--- Work to complete ---
Using the data below, repeat all of it precisely.
BEGIN Available data
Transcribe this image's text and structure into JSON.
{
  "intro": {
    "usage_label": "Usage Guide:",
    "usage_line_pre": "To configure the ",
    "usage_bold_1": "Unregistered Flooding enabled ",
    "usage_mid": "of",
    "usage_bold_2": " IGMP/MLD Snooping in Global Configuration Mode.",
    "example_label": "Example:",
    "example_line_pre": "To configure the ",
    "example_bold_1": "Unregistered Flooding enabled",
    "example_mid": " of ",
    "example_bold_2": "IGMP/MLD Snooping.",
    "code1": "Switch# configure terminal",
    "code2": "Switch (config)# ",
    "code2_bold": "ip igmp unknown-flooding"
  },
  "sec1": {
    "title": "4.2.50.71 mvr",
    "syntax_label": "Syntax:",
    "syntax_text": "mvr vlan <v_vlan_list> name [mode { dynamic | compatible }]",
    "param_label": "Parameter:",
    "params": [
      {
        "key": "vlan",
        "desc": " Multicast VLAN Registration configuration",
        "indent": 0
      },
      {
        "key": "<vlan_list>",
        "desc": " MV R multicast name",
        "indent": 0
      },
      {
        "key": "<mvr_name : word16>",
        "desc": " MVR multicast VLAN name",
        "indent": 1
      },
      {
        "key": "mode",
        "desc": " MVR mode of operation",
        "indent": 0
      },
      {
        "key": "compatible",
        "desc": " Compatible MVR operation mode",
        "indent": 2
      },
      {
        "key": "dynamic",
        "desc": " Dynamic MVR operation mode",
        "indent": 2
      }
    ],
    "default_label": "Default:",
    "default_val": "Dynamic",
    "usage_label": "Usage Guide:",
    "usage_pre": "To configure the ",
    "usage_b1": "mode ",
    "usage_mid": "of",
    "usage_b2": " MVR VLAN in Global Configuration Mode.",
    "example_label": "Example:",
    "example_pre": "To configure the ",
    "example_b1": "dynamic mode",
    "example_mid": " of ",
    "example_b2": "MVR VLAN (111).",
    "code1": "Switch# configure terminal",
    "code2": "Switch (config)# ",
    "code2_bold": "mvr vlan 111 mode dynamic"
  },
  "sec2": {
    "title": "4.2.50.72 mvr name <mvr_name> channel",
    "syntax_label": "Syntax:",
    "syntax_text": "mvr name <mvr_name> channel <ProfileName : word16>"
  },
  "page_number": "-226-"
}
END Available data
--- Task output ---
Transcribe this image's text and structure into JSON.
{
  "intro": {
    "usage_label": "Usage Guide:",
    "usage_line_pre": "To configure the ",
    "usage_bold_1": "Unregistered Flooding enabled ",
    "usage_mid": "of",
    "usage_bold_2": " IGMP/MLD Snooping in Global Configuration Mode.",
    "example_label": "Example:",
    "example_line_pre": "To configure the ",
    "example_bold_1": "Unregistered Flooding enabled",
    "example_mid": " of ",
    "example_bold_2": "IGMP/MLD Snooping.",
    "code1": "Switch# configure terminal",
    "code2": "Switch (config)# ",
    "code2_bold": "ip igmp unknown-flooding"
  },
  "sec1": {
    "title": "4.2.50.71 mvr",
    "syntax_label": "Syntax:",
    "syntax_text": "mvr vlan <v_vlan_list> name [mode { dynamic | compatible }]",
    "param_label": "Parameter:",
    "params": [
      {
        "key": "vlan",
        "desc": " Multicast VLAN Registration configuration",
        "indent": 0
      },
      {
        "key": "<vlan_list>",
        "desc": " MV R multicast name",
        "indent": 0
      },
      {
        "key": "<mvr_name : word16>",
        "desc": " MVR multicast VLAN name",
        "indent": 1
      },
      {
        "key": "mode",
        "desc": " MVR mode of operation",
        "indent": 0
      },
      {
        "key": "compatible",
        "desc": " Compatible MVR operation mode",
        "indent": 2
      },
      {
        "key": "dynamic",
        "desc": " Dynamic MVR operation mode",
        "indent": 2
      }
    ],
    "default_label": "Default:",
    "default_val": "Dynamic",
    "usage_label": "Usage Guide:",
    "usage_pre": "To configure the ",
    "usage_b1": "mode ",
    "usage_mid": "of",
    "usage_b2": " MVR VLAN in Global Configuration Mode.",
    "example_label": "Example:",
    "example_pre": "To configure the ",
    "example_b1": "dynamic mode",
    "example_mid": " of ",
    "example_b2": "MVR VLAN (111).",
    "code1": "Switch# configure terminal",
    "code2": "Switch (config)# ",
    "code2_bold": "mvr vlan 111 mode dynamic"
  },
  "sec2": {
    "title": "4.2.50.72 mvr name <mvr_name> channel",
    "syntax_label": "Syntax:",
    "syntax_text": "mvr name <mvr_name> channel <ProfileName : word16>"
  },
  "page_number": "-226-"
}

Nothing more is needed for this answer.